|Cerchi tower (shorter than it would have been then)|
We also know that Umiliana's father, Oliviero dei Cerchi, reclaimed the right to her dowry, which she claimed he did by deceiving her so that now she would live in her father's home “as a servant, not as a daughter.” The lack of control over her dowry severely limited how much she could give away to the poor (and some historians believe that Oliviero was merely trying to prevent her from giving away what must have been a considerable sum of money). Lack of dowry may also have been why she was rejected by the convent – while the Poor Clares espoused poverty, the fact remained that most of the nuns in that Florentine religious house were from wealthy and powerful families, and entered with a dowry.
Umiliana did love children. She had visions of the Christ child; she once tried to capture the Holy Spirit in the form of a dove to give to her little nephew; she visited a sick boy and voluntarily took his suffering upon herself.
It is said that a demon tried to tempt her out of a vow of silence by showing her visions of various kin lying dead, which would require her to mourn them vocally, and that one such vision was of her two daughters lying on a pallet at her feet, but she successfully resisted this temptation.

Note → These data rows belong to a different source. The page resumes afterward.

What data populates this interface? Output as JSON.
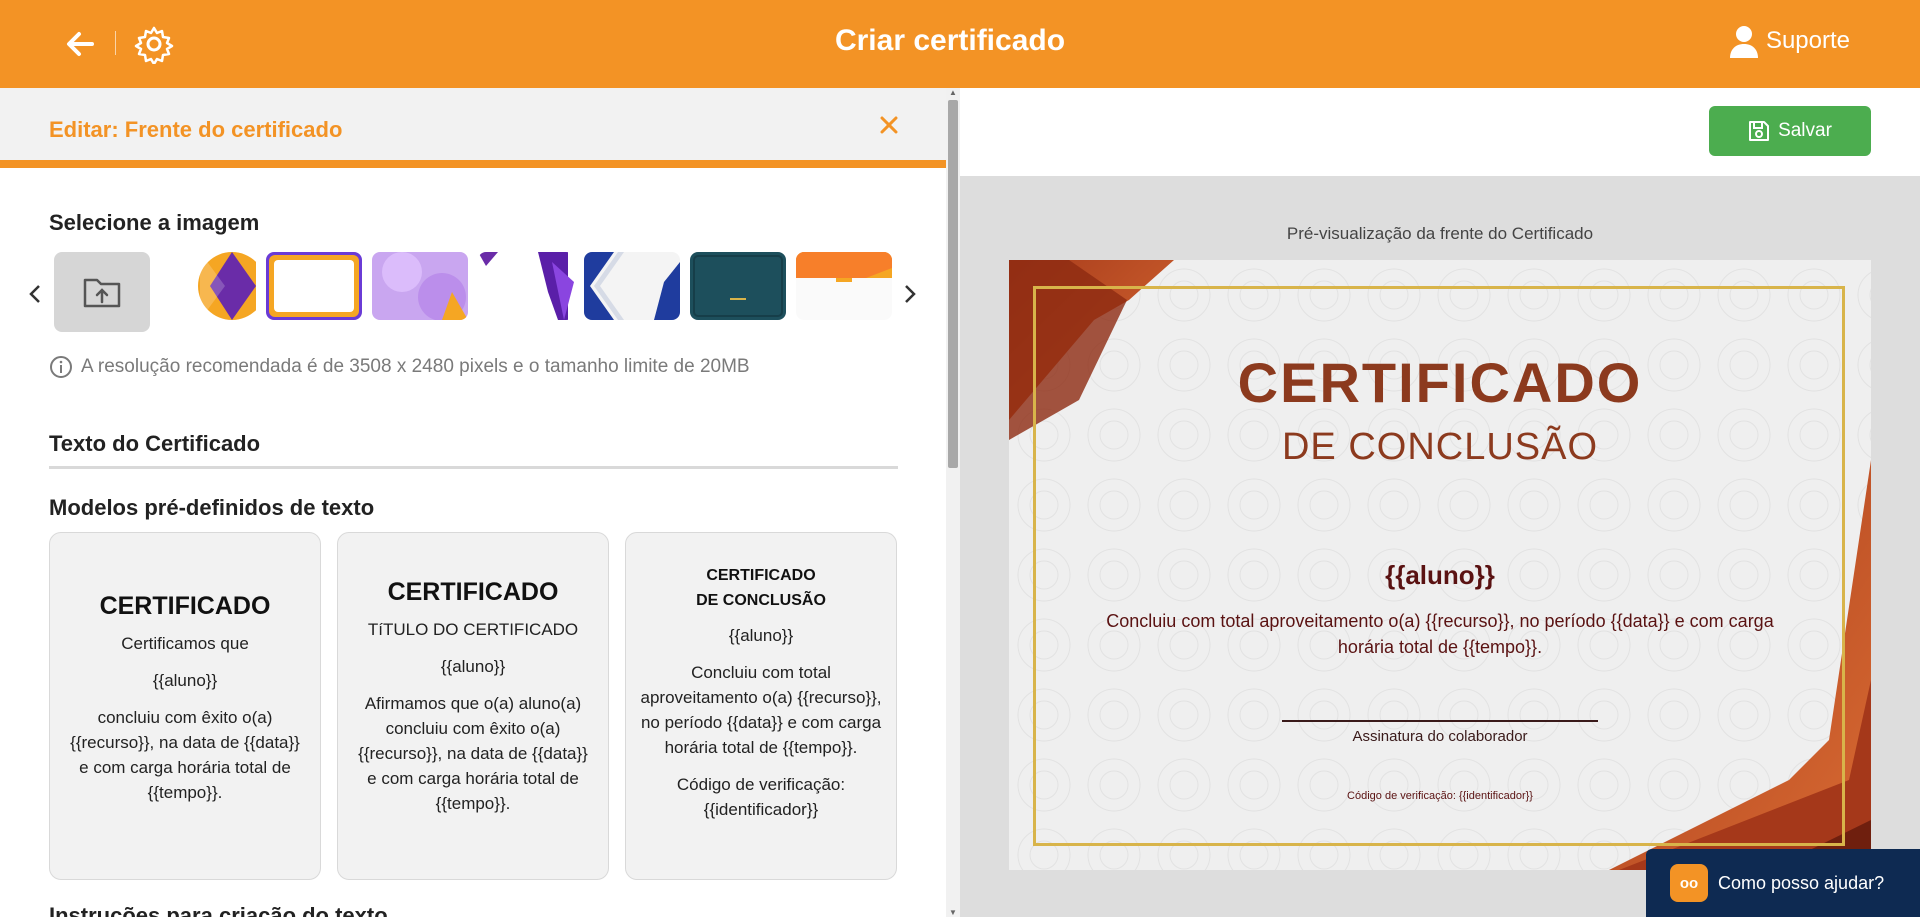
{
  "header": {
    "title": "Criar certificado",
    "support_label": "Suporte"
  },
  "editor": {
    "panel_title": "Editar: Frente do certificado",
    "image_section_title": "Selecione a imagem",
    "image_hint": "A resolução recomendada é de 3508 x 2480 pixels e o tamanho limite de 20MB",
    "text_section_title": "Texto do Certificado",
    "models_title": "Modelos pré-definidos de texto",
    "instructions_title": "Instruções para criação do texto"
  },
  "models": [
    {
      "title": "CERTIFICADO",
      "lines": [
        "Certificamos que",
        "{{aluno}}",
        "concluiu com êxito o(a) {{recurso}}, na data de {{data}} e com carga horária total de {{tempo}}."
      ]
    },
    {
      "title": "CERTIFICADO",
      "lines": [
        "TíTULO DO CERTIFICADO",
        "{{aluno}}",
        "Afirmamos que o(a) aluno(a) concluiu com êxito o(a) {{recurso}}, na data de {{data}} e com carga horária total de {{tempo}}."
      ]
    },
    {
      "title_line1": "CERTIFICADO",
      "title_line2": "DE CONCLUSÃO",
      "lines": [
        "{{aluno}}",
        "Concluiu com total aproveitamento o(a) {{recurso}}, no período {{data}} e com carga horária total de {{tempo}}.",
        "Código de verificação: {{identificador}}"
      ]
    }
  ],
  "preview": {
    "save_label": "Salvar",
    "label": "Pré-visualização da frente do Certificado",
    "cert_title": "CERTIFICADO",
    "cert_subtitle": "DE CONCLUSÃO",
    "cert_name": "{{aluno}}",
    "cert_body": "Concluiu com total aproveitamento o(a) {{recurso}}, no período {{data}} e com carga horária total de {{tempo}}.",
    "signature_label": "Assinatura do colaborador",
    "code_label": "Código de verificação: {{identificador}}"
  },
  "help_widget": {
    "label": "Como posso ajudar?",
    "icon_text": "oo"
  },
  "colors": {
    "brand_orange": "#f39325",
    "save_green": "#4cad4f",
    "help_navy": "#0e2a52",
    "cert_rust": "#8c3a1e"
  }
}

And one telling incident: her daughter Regale (or Rigale) was visiting Umiliana in her tower room one day shortly after terce (mid-morning) when the child was struck dumb, then fell down as if dead, turning very white. Umiliana, distraught, tried to revive her, but perceiving no breath, she believed her daughter had died. Fra Vito tells us she feared the trouble this would bring down on her head when her husband's relatives learned of it (emphasis mine), so she prayed to an image of the Virgin. Then a beautiful child appeared and made the sign of the cross over the little girl, who sat up, fully conscious and completely well.
|Santa Margherita dei Cerchi (church in Florence under the patronage of the Cerchi and other neighborhood families in the 13th century)|
Rudolph Bell, in his book Holy Anorexia, claims that Umiliana's inlaws believed she was not a fit mother. Yet they did permit the child to visit her -- unless that was done solely on Ravenna's initiative, which seems possible. As we have seen, the fact that Umiliana left the girls with her husband's family may well not have been her choice.
Was she as lacking in human feeling for her daughters as some of these quotes and anecdotes seem to suggest? I wouldn't be too sure. Everything we read is filtered through her Franciscan biographer, who was trying to depict the life of an urban Franciscan tertiary as he saw it (and this was still early days for the Franciscan order, which was still establishing itself in Florence – Umiliana was seven years old when St. Francis died).
But at the hearings about her sanctity, she was supported not only by three Franciscan friars, but also by 30 women, many of whom were members of her own or her husband's family. I find it hard to believe that would have been the case if they had seen her as an inadequate mother. Once again, we are peering far into the past, without much information to work with, and we need to be very careful not to judge people of another time by the standards of our own.
We do not know what eventually became of Regale and her sister.
Next week: Medieval Moms III: The Sinner.
Images in this post: Reliquary photo is licensed to Sailko via the Creative Commons Attribution-Share Alike 3.0 Unported license, Wikimedia Commons. So are the photos of the Cerchi coat of arms, the Cerchi tower, and the church of Santa Margherita dei Cerchi. Other images are in the public domain.